  1. Excessive brain activity linked to a shorter life — The Washington Post
  2. Regulation of lifespan by neural excitation and REST — Nature
  3. Protecting your brain: ‘Use it or lose it’ — ScienceDaily
  4. Your aging brain: Is it ‘use it or lose it’? — MedicalXpress
  5. What Does Mindfulness Meditation Do to Your Brain? — Scientific American
  6. Alpha Brain Waves Boost Creativity and Reduce Depression — Psychology Today
  7. When science meets mindfulness — The Harvard Gazette
Jenny Smiechowski

By Jenny Smiechowski

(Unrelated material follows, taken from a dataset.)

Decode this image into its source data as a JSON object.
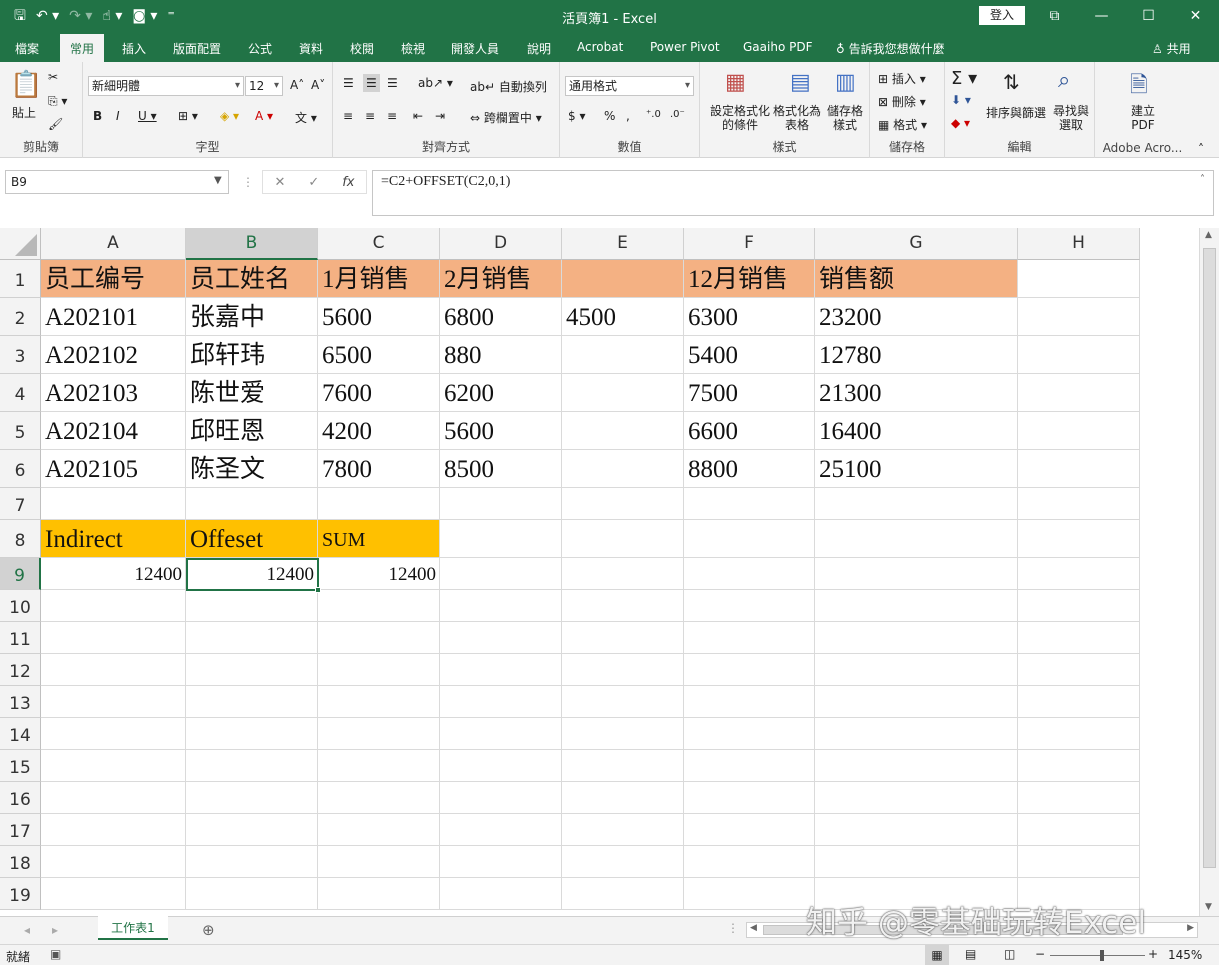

Jenny Smiechowski is a Chicago-based freelance writer who specializes in health, nutrition and the environment. Her work has appeared in online and print publications like Chicagoland Gardening magazine, Organic Lifestyle Magazine, BetterLife Magazine, TheFix.com, Hybridcars.com and Seedstock.com.